[DATA TO PROCESS — start]

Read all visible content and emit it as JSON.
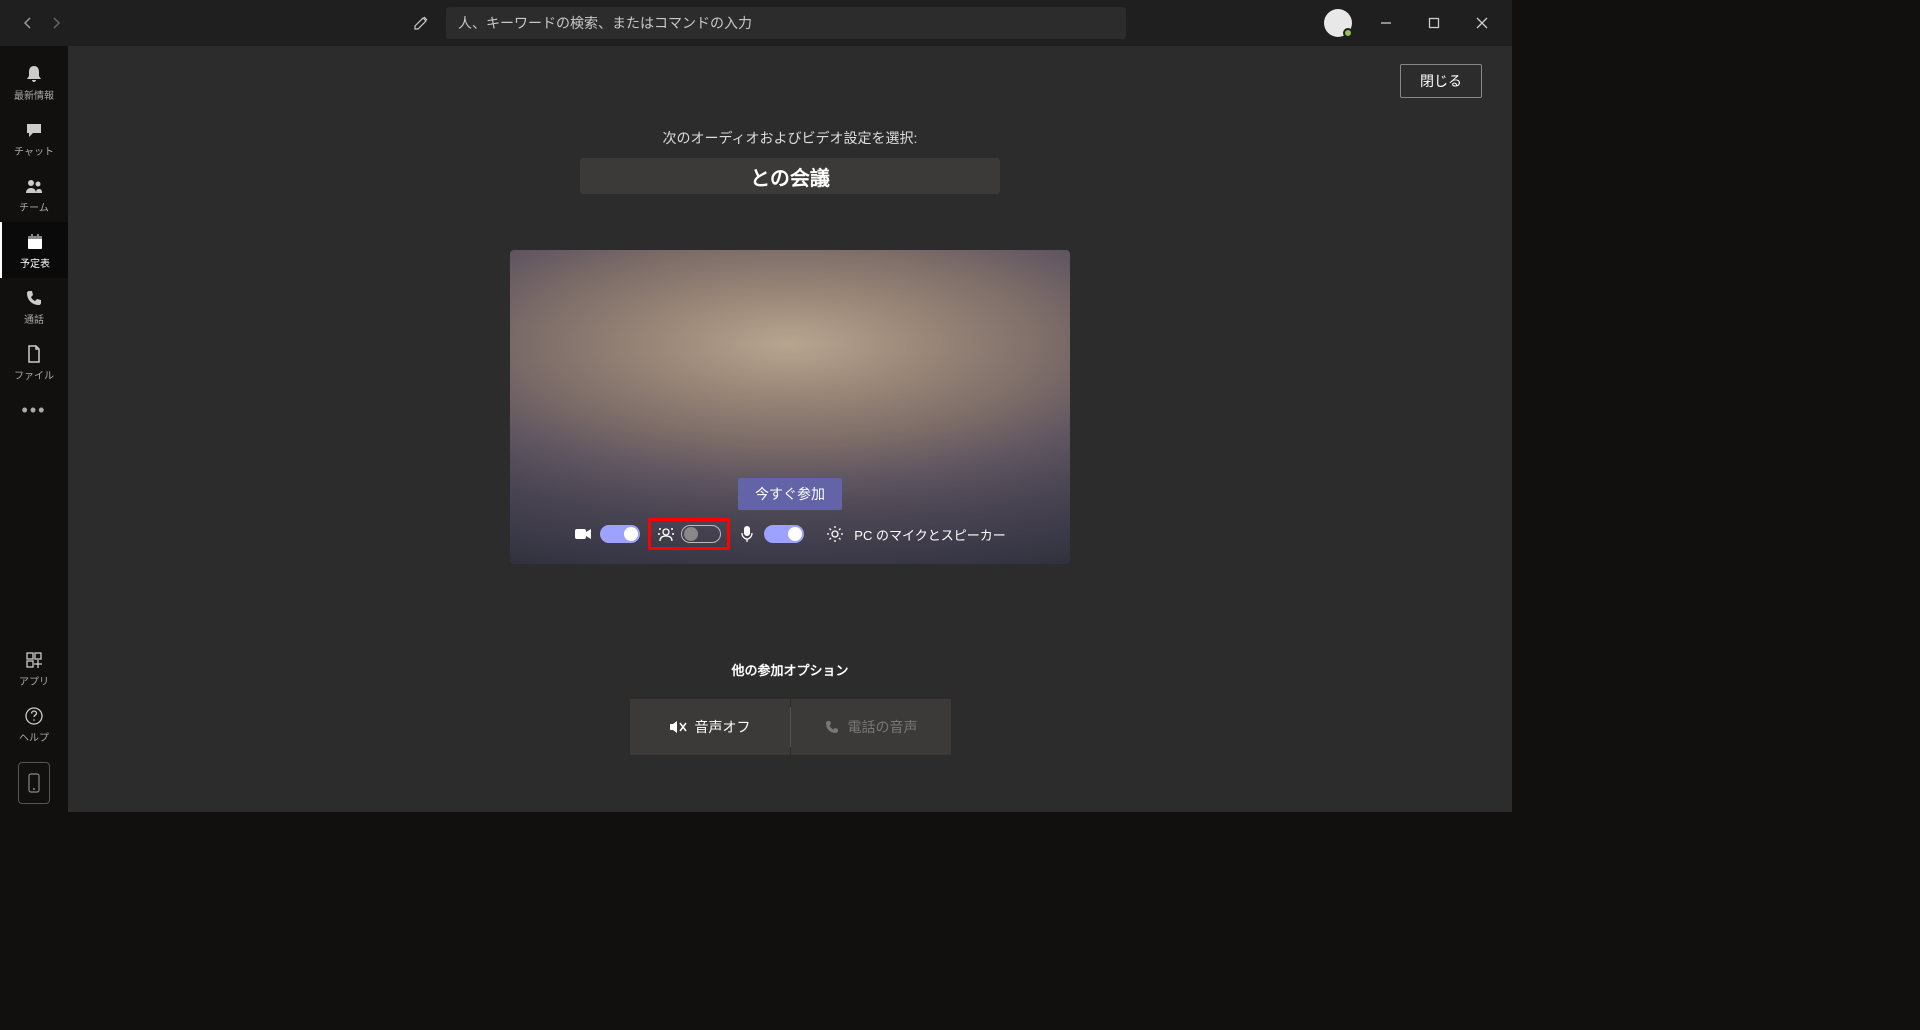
{
  "titlebar": {
    "search_placeholder": "人、キーワードの検索、またはコマンドの入力"
  },
  "rail": {
    "items": [
      {
        "id": "activity",
        "label": "最新情報"
      },
      {
        "id": "chat",
        "label": "チャット"
      },
      {
        "id": "teams",
        "label": "チーム"
      },
      {
        "id": "calendar",
        "label": "予定表"
      },
      {
        "id": "calls",
        "label": "通話"
      },
      {
        "id": "files",
        "label": "ファイル"
      }
    ],
    "bottom": [
      {
        "id": "apps",
        "label": "アプリ"
      },
      {
        "id": "help",
        "label": "ヘルプ"
      }
    ]
  },
  "main": {
    "close_label": "閉じる",
    "settings_label": "次のオーディオおよびビデオ設定を選択:",
    "meeting_title": "との会議",
    "join_label": "今すぐ参加",
    "device_label": "PC のマイクとスピーカー",
    "other_options_label": "他の参加オプション",
    "audio_off_label": "音声オフ",
    "phone_audio_label": "電話の音声"
  }
}
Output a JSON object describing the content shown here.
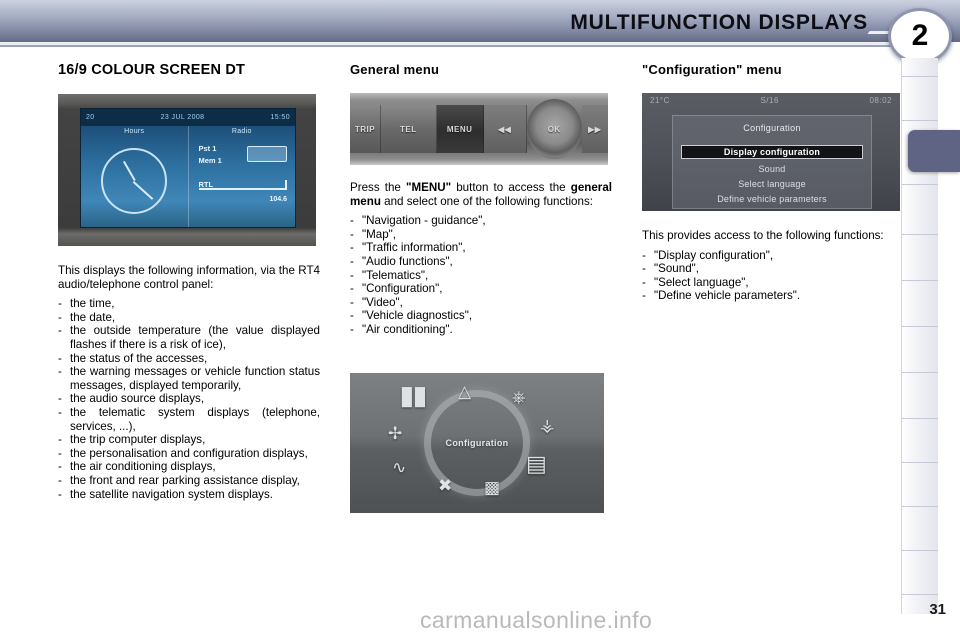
{
  "header": {
    "title": "MULTIFUNCTION DISPLAYS",
    "chapter_number": "2",
    "accent_color": "#5f6384",
    "bar_gradient_top": "#ccd1e0",
    "bar_gradient_bottom": "#646b86"
  },
  "columns": {
    "left": {
      "heading": "16/9 COLOUR SCREEN DT",
      "intro": "This displays the following information, via the RT4 audio/telephone control panel:",
      "items": [
        "the time,",
        "the date,",
        "the outside temperature (the value displayed flashes if there is a risk of ice),",
        "the status of the accesses,",
        "the warning messages or vehicle function status messages, displayed temporarily,",
        "the audio source displays,",
        "the telematic system displays (telephone, services, ...),",
        "the trip computer displays,",
        "the personalisation and configuration displays,",
        "the air conditioning displays,",
        "the front and rear parking assistance display,",
        "the satellite navigation system displays."
      ],
      "photo": {
        "name": "16-9-colour-screen-photo",
        "status_bar": {
          "temperature": "20",
          "date": "23 JUL 2008",
          "time": "15:50"
        },
        "left_pane_title": "Hours",
        "right_pane_title": "Radio",
        "radio_lines": [
          "Pst 1",
          "Mem 1"
        ],
        "radio_station": "RTL",
        "radio_frequency": "104.6"
      }
    },
    "middle": {
      "heading": "General menu",
      "intro_prefix": "Press the ",
      "intro_bold1": "\"MENU\"",
      "intro_mid": " button to access the ",
      "intro_bold2": "general menu",
      "intro_suffix": " and select one of the following functions:",
      "items": [
        "\"Navigation - guidance\",",
        "\"Map\",",
        "\"Traffic information\",",
        "\"Audio functions\",",
        "\"Telematics\",",
        "\"Configuration\",",
        "\"Video\",",
        "\"Vehicle diagnostics\",",
        "\"Air conditioning\"."
      ],
      "panel_photo": {
        "name": "control-panel-photo",
        "buttons": [
          "TRIP",
          "TEL",
          "MENU",
          "◀◀",
          "OK",
          "▶▶"
        ],
        "highlighted_button": "MENU"
      },
      "wheel_photo": {
        "name": "configuration-wheel-photo",
        "center_label": "Configuration",
        "icons": [
          "seats-icon",
          "warning-triangle-icon",
          "vehicle-icon",
          "lighting-icon",
          "key-icon",
          "wiper-icon",
          "display-panel-icon",
          "tools-icon",
          "camera-icon"
        ]
      }
    },
    "right": {
      "heading": "\"Configuration\" menu",
      "intro": "This provides access to the following functions:",
      "items": [
        "\"Display configuration\",",
        "\"Sound\",",
        "\"Select language\",",
        "\"Define vehicle parameters\"."
      ],
      "photo": {
        "name": "configuration-menu-screen-photo",
        "status_left": "21°C",
        "status_center": "S/16",
        "status_right": "08:02",
        "dialog_title": "Configuration",
        "menu_items": [
          "Display configuration",
          "Sound",
          "Select language",
          "Define vehicle parameters"
        ],
        "selected_item": "Display configuration"
      }
    }
  },
  "footer": {
    "watermark": "carmanualsonline.info",
    "page_number": "31"
  }
}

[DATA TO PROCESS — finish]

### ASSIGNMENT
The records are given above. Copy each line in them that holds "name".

### TASK RESPONSE
        "name": "16-9-colour-screen-photo",
        "name": "control-panel-photo",
        "name": "configuration-wheel-photo",
        "name": "configuration-menu-screen-photo",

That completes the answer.